=== Begin Enclosure ===

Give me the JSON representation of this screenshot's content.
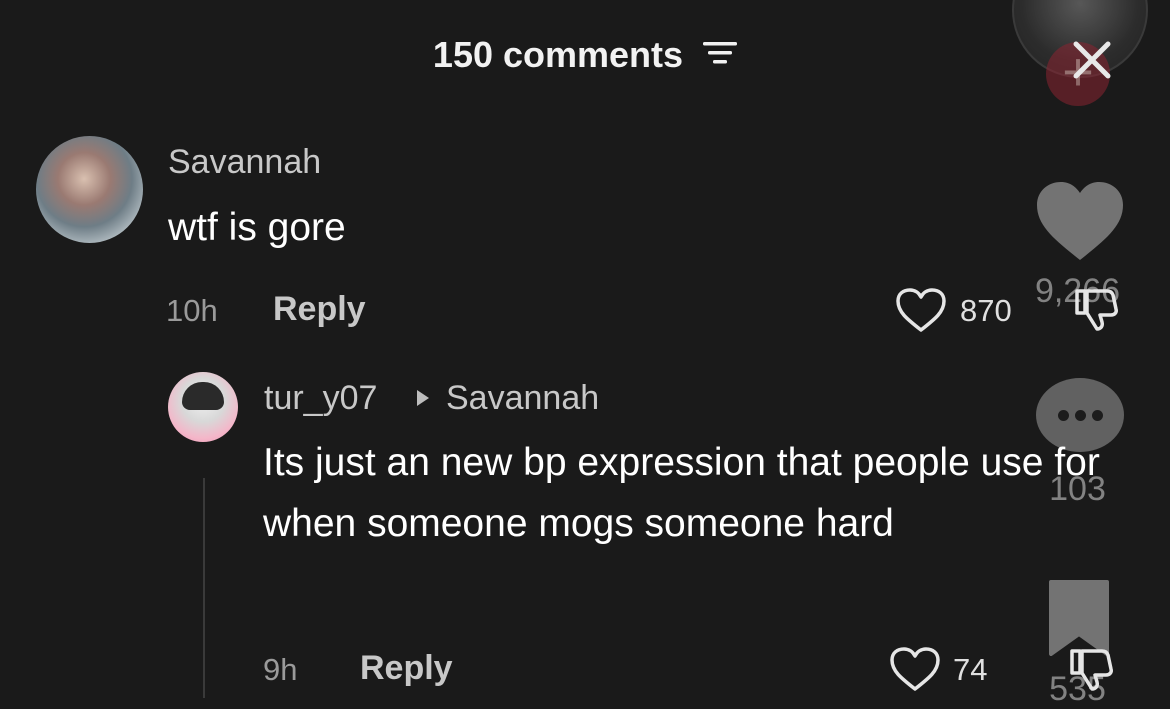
{
  "header": {
    "title": "150 comments",
    "filter_icon": "filter-icon"
  },
  "side_rail": {
    "like_count": "9,266",
    "comment_count": "103",
    "save_count": "535"
  },
  "comments": [
    {
      "username": "Savannah",
      "text": "wtf is gore",
      "time": "10h",
      "reply_label": "Reply",
      "likes": "870"
    },
    {
      "username": "tur_y07",
      "reply_to": "Savannah",
      "text": "Its just an new bp expression that people use for when someone mogs someone hard",
      "time": "9h",
      "reply_label": "Reply",
      "likes": "74"
    }
  ],
  "colors": {
    "background": "#1a1a1a",
    "text": "#ffffff",
    "muted": "#9a9a9a",
    "follow": "#8a2431"
  }
}
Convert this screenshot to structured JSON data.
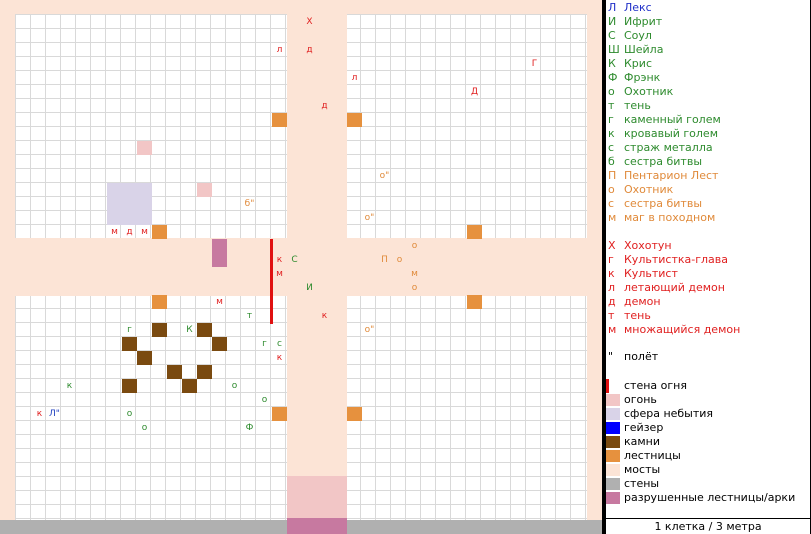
{
  "map": {
    "colors": {
      "bridge": "#fce4d6",
      "stairs": "#e6913e",
      "fire": "#f2c6c6",
      "void": "#d9d3e8",
      "rocks": "#7a4a10",
      "wall": "#b0b0b0",
      "broken": "#c779a0",
      "firewall": "#e01010"
    },
    "tokens": [
      {
        "label": "Х",
        "color": "#e02020"
      },
      {
        "label": "л",
        "color": "#e02020"
      },
      {
        "label": "д",
        "color": "#e02020"
      },
      {
        "label": "Г",
        "color": "#e02020"
      },
      {
        "label": "л",
        "color": "#e02020"
      },
      {
        "label": "Д",
        "color": "#e02020"
      },
      {
        "label": "д",
        "color": "#e02020"
      },
      {
        "label": "о\"",
        "color": "#e08a3a"
      },
      {
        "label": "б\"",
        "color": "#e08a3a"
      },
      {
        "label": "о\"",
        "color": "#e08a3a"
      },
      {
        "label": "м",
        "color": "#e02020"
      },
      {
        "label": "д",
        "color": "#e02020"
      },
      {
        "label": "м",
        "color": "#e02020"
      },
      {
        "label": "о",
        "color": "#e08a3a"
      },
      {
        "label": "к",
        "color": "#e02020"
      },
      {
        "label": "С",
        "color": "#2e8b2e"
      },
      {
        "label": "П",
        "color": "#e08a3a"
      },
      {
        "label": "о",
        "color": "#e08a3a"
      },
      {
        "label": "м",
        "color": "#e02020"
      },
      {
        "label": "м",
        "color": "#e08a3a"
      },
      {
        "label": "И",
        "color": "#2e8b2e"
      },
      {
        "label": "о",
        "color": "#e08a3a"
      },
      {
        "label": "м",
        "color": "#e02020"
      },
      {
        "label": "т",
        "color": "#2e8b2e"
      },
      {
        "label": "к",
        "color": "#e02020"
      },
      {
        "label": "г",
        "color": "#2e8b2e"
      },
      {
        "label": "К",
        "color": "#2e8b2e"
      },
      {
        "label": "о\"",
        "color": "#e08a3a"
      },
      {
        "label": "г",
        "color": "#2e8b2e"
      },
      {
        "label": "с",
        "color": "#2e8b2e"
      },
      {
        "label": "к",
        "color": "#e02020"
      },
      {
        "label": "к",
        "color": "#2e8b2e"
      },
      {
        "label": "о",
        "color": "#2e8b2e"
      },
      {
        "label": "о",
        "color": "#2e8b2e"
      },
      {
        "label": "к",
        "color": "#e02020"
      },
      {
        "label": "Л\"",
        "color": "#2040c0"
      },
      {
        "label": "о",
        "color": "#2e8b2e"
      },
      {
        "label": "о",
        "color": "#2e8b2e"
      },
      {
        "label": "Ф",
        "color": "#2e8b2e"
      }
    ]
  },
  "legend": {
    "characters": [
      {
        "sym": "Л",
        "name": "Лекс",
        "color": "#2030c8"
      },
      {
        "sym": "И",
        "name": "Ифрит",
        "color": "#2e8b2e"
      },
      {
        "sym": "С",
        "name": "Соул",
        "color": "#2e8b2e"
      },
      {
        "sym": "Ш",
        "name": "Шейла",
        "color": "#2e8b2e"
      },
      {
        "sym": "К",
        "name": "Крис",
        "color": "#2e8b2e"
      },
      {
        "sym": "Ф",
        "name": "Фрэнк",
        "color": "#2e8b2e"
      },
      {
        "sym": "о",
        "name": "Охотник",
        "color": "#2e8b2e"
      },
      {
        "sym": "т",
        "name": "тень",
        "color": "#2e8b2e"
      },
      {
        "sym": "г",
        "name": "каменный голем",
        "color": "#2e8b2e"
      },
      {
        "sym": "к",
        "name": "кровавый голем",
        "color": "#2e8b2e"
      },
      {
        "sym": "с",
        "name": "страж металла",
        "color": "#2e8b2e"
      },
      {
        "sym": "б",
        "name": "сестра битвы",
        "color": "#2e8b2e"
      },
      {
        "sym": "П",
        "name": "Пентарион Лест",
        "color": "#e08a3a"
      },
      {
        "sym": "о",
        "name": "Охотник",
        "color": "#e08a3a"
      },
      {
        "sym": "с",
        "name": "сестра битвы",
        "color": "#e08a3a"
      },
      {
        "sym": "м",
        "name": "маг в походном",
        "color": "#e08a3a"
      }
    ],
    "enemies": [
      {
        "sym": "Х",
        "name": "Хохотун",
        "color": "#e02020"
      },
      {
        "sym": "г",
        "name": "Культистка-глава",
        "color": "#e02020"
      },
      {
        "sym": "к",
        "name": "Культист",
        "color": "#e02020"
      },
      {
        "sym": "л",
        "name": "летающий демон",
        "color": "#e02020"
      },
      {
        "sym": "д",
        "name": "демон",
        "color": "#e02020"
      },
      {
        "sym": "т",
        "name": "тень",
        "color": "#e02020"
      },
      {
        "sym": "м",
        "name": "множащийся демон",
        "color": "#e02020"
      }
    ],
    "flight": {
      "sym": "\"",
      "name": "полёт"
    },
    "terrain": [
      {
        "name": "стена огня",
        "color": "#e01010",
        "kind": "line"
      },
      {
        "name": "огонь",
        "color": "#f2c6c6"
      },
      {
        "name": "сфера небытия",
        "color": "#d9d3e8"
      },
      {
        "name": "гейзер",
        "color": "#0000ff"
      },
      {
        "name": "камни",
        "color": "#7a4a10"
      },
      {
        "name": "лестницы",
        "color": "#e6913e"
      },
      {
        "name": "мосты",
        "color": "#fce4d6"
      },
      {
        "name": "стены",
        "color": "#b0b0b0"
      },
      {
        "name": "разрушенные лестницы/арки",
        "color": "#c779a0"
      }
    ],
    "scale": "1 клетка / 3 метра"
  }
}
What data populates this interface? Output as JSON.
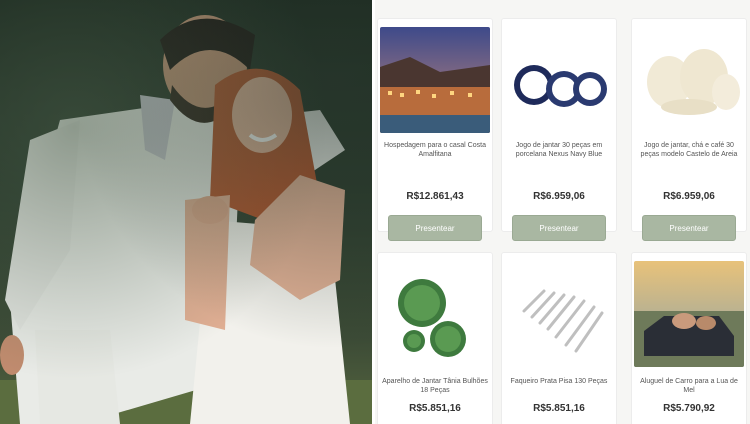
{
  "gifts": [
    {
      "name": "Hospedagem para o casal Costa Amalfitana",
      "price": "R$12.861,43",
      "button": "Presentear",
      "icon": "hotel-photo"
    },
    {
      "name": "Jogo de jantar 30 peças em porcelana Nexus Navy Blue",
      "price": "R$6.959,06",
      "button": "Presentear",
      "icon": "plates-navy"
    },
    {
      "name": "Jogo de jantar, chá e café 30 peças modelo Castelo de Areia",
      "price": "R$6.959,06",
      "button": "Presentear",
      "icon": "plates-cream"
    },
    {
      "name": "Aparelho de Jantar Tânia Bulhões 18 Peças",
      "price": "R$5.851,16",
      "icon": "plates-green"
    },
    {
      "name": "Faqueiro Prata Pisa 130 Peças",
      "price": "R$5.851,16",
      "icon": "cutlery"
    },
    {
      "name": "Aluguel de Carro para a Lua de Mel",
      "price": "R$5.790,92",
      "icon": "car-photo"
    }
  ],
  "colors": {
    "button_bg": "#a9b7a2",
    "button_text": "#ffffff",
    "price": "#333333"
  }
}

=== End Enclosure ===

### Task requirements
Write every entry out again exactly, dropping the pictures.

### Result below
Give me the JSON representation of this screenshot's content.
{
  "header": {
    "title": "150 comments",
    "filter_icon": "filter-icon"
  },
  "side_rail": {
    "like_count": "9,266",
    "comment_count": "103",
    "save_count": "535"
  },
  "comments": [
    {
      "username": "Savannah",
      "text": "wtf is gore",
      "time": "10h",
      "reply_label": "Reply",
      "likes": "870"
    },
    {
      "username": "tur_y07",
      "reply_to": "Savannah",
      "text": "Its just an new bp expression that people use for when someone mogs someone hard",
      "time": "9h",
      "reply_label": "Reply",
      "likes": "74"
    }
  ],
  "colors": {
    "background": "#1a1a1a",
    "text": "#ffffff",
    "muted": "#9a9a9a",
    "follow": "#8a2431"
  }
}
Convert this screenshot to structured JSON data.
{
  "map": {
    "colors": {
      "bridge": "#fce4d6",
      "stairs": "#e6913e",
      "fire": "#f2c6c6",
      "void": "#d9d3e8",
      "rocks": "#7a4a10",
      "wall": "#b0b0b0",
      "broken": "#c779a0",
      "firewall": "#e01010"
    },
    "tokens": [
      {
        "label": "Х",
        "color": "#e02020"
      },
      {
        "label": "л",
        "color": "#e02020"
      },
      {
        "label": "д",
        "color": "#e02020"
      },
      {
        "label": "Г",
        "color": "#e02020"
      },
      {
        "label": "л",
        "color": "#e02020"
      },
      {
        "label": "Д",
        "color": "#e02020"
      },
      {
        "label": "д",
        "color": "#e02020"
      },
      {
        "label": "о\"",
        "color": "#e08a3a"
      },
      {
        "label": "б\"",
        "color": "#e08a3a"
      },
      {
        "label": "о\"",
        "color": "#e08a3a"
      },
      {
        "label": "м",
        "color": "#e02020"
      },
      {
        "label": "д",
        "color": "#e02020"
      },
      {
        "label": "м",
        "color": "#e02020"
      },
      {
        "label": "о",
        "color": "#e08a3a"
      },
      {
        "label": "к",
        "color": "#e02020"
      },
      {
        "label": "С",
        "color": "#2e8b2e"
      },
      {
        "label": "П",
        "color": "#e08a3a"
      },
      {
        "label": "о",
        "color": "#e08a3a"
      },
      {
        "label": "м",
        "color": "#e02020"
      },
      {
        "label": "м",
        "color": "#e08a3a"
      },
      {
        "label": "И",
        "color": "#2e8b2e"
      },
      {
        "label": "о",
        "color": "#e08a3a"
      },
      {
        "label": "м",
        "color": "#e02020"
      },
      {
        "label": "т",
        "color": "#2e8b2e"
      },
      {
        "label": "к",
        "color": "#e02020"
      },
      {
        "label": "г",
        "color": "#2e8b2e"
      },
      {
        "label": "К",
        "color": "#2e8b2e"
      },
      {
        "label": "о\"",
        "color": "#e08a3a"
      },
      {
        "label": "г",
        "color": "#2e8b2e"
      },
      {
        "label": "с",
        "color": "#2e8b2e"
      },
      {
        "label": "к",
        "color": "#e02020"
      },
      {
        "label": "к",
        "color": "#2e8b2e"
      },
      {
        "label": "о",
        "color": "#2e8b2e"
      },
      {
        "label": "о",
        "color": "#2e8b2e"
      },
      {
        "label": "к",
        "color": "#e02020"
      },
      {
        "label": "Л\"",
        "color": "#2040c0"
      },
      {
        "label": "о",
        "color": "#2e8b2e"
      },
      {
        "label": "о",
        "color": "#2e8b2e"
      },
      {
        "label": "Ф",
        "color": "#2e8b2e"
      }
    ]
  },
  "legend": {
    "characters": [
      {
        "sym": "Л",
        "name": "Лекс",
        "color": "#2030c8"
      },
      {
        "sym": "И",
        "name": "Ифрит",
        "color": "#2e8b2e"
      },
      {
        "sym": "С",
        "name": "Соул",
        "color": "#2e8b2e"
      },
      {
        "sym": "Ш",
        "name": "Шейла",
        "color": "#2e8b2e"
      },
      {
        "sym": "К",
        "name": "Крис",
        "color": "#2e8b2e"
      },
      {
        "sym": "Ф",
        "name": "Фрэнк",
        "color": "#2e8b2e"
      },
      {
        "sym": "о",
        "name": "Охотник",
        "color": "#2e8b2e"
      },
      {
        "sym": "т",
        "name": "тень",
        "color": "#2e8b2e"
      },
      {
        "sym": "г",
        "name": "каменный голем",
        "color": "#2e8b2e"
      },
      {
        "sym": "к",
        "name": "кровавый голем",
        "color": "#2e8b2e"
      },
      {
        "sym": "с",
        "name": "страж металла",
        "color": "#2e8b2e"
      },
      {
        "sym": "б",
        "name": "сестра битвы",
        "color": "#2e8b2e"
      },
      {
        "sym": "П",
        "name": "Пентарион Лест",
        "color": "#e08a3a"
      },
      {
        "sym": "о",
        "name": "Охотник",
        "color": "#e08a3a"
      },
      {
        "sym": "с",
        "name": "сестра битвы",
        "color": "#e08a3a"
      },
      {
        "sym": "м",
        "name": "маг в походном",
        "color": "#e08a3a"
      }
    ],
    "enemies": [
      {
        "sym": "Х",
        "name": "Хохотун",
        "color": "#e02020"
      },
      {
        "sym": "г",
        "name": "Культистка-глава",
        "color": "#e02020"
      },
      {
        "sym": "к",
        "name": "Культист",
        "color": "#e02020"
      },
      {
        "sym": "л",
        "name": "летающий демон",
        "color": "#e02020"
      },
      {
        "sym": "д",
        "name": "демон",
        "color": "#e02020"
      },
      {
        "sym": "т",
        "name": "тень",
        "color": "#e02020"
      },
      {
        "sym": "м",
        "name": "множащийся демон",
        "color": "#e02020"
      }
    ],
    "flight": {
      "sym": "\"",
      "name": "полёт"
    },
    "terrain": [
      {
        "name": "стена огня",
        "color": "#e01010",
        "kind": "line"
      },
      {
        "name": "огонь",
        "color": "#f2c6c6"
      },
      {
        "name": "сфера небытия",
        "color": "#d9d3e8"
      },
      {
        "name": "гейзер",
        "color": "#0000ff"
      },
      {
        "name": "камни",
        "color": "#7a4a10"
      },
      {
        "name": "лестницы",
        "color": "#e6913e"
      },
      {
        "name": "мосты",
        "color": "#fce4d6"
      },
      {
        "name": "стены",
        "color": "#b0b0b0"
      },
      {
        "name": "разрушенные лестницы/арки",
        "color": "#c779a0"
      }
    ],
    "scale": "1 клетка / 3 метра"
  }
}
What data populates this interface? Output as JSON.
{
  "gifts": [
    {
      "name": "Hospedagem para o casal Costa Amalfitana",
      "price": "R$12.861,43",
      "button": "Presentear",
      "icon": "hotel-photo"
    },
    {
      "name": "Jogo de jantar 30 peças em porcelana Nexus Navy Blue",
      "price": "R$6.959,06",
      "button": "Presentear",
      "icon": "plates-navy"
    },
    {
      "name": "Jogo de jantar, chá e café 30 peças modelo Castelo de Areia",
      "price": "R$6.959,06",
      "button": "Presentear",
      "icon": "plates-cream"
    },
    {
      "name": "Aparelho de Jantar Tânia Bulhões 18 Peças",
      "price": "R$5.851,16",
      "icon": "plates-green"
    },
    {
      "name": "Faqueiro Prata Pisa 130 Peças",
      "price": "R$5.851,16",
      "icon": "cutlery"
    },
    {
      "name": "Aluguel de Carro para a Lua de Mel",
      "price": "R$5.790,92",
      "icon": "car-photo"
    }
  ],
  "colors": {
    "button_bg": "#a9b7a2",
    "button_text": "#ffffff",
    "price": "#333333"
  }
}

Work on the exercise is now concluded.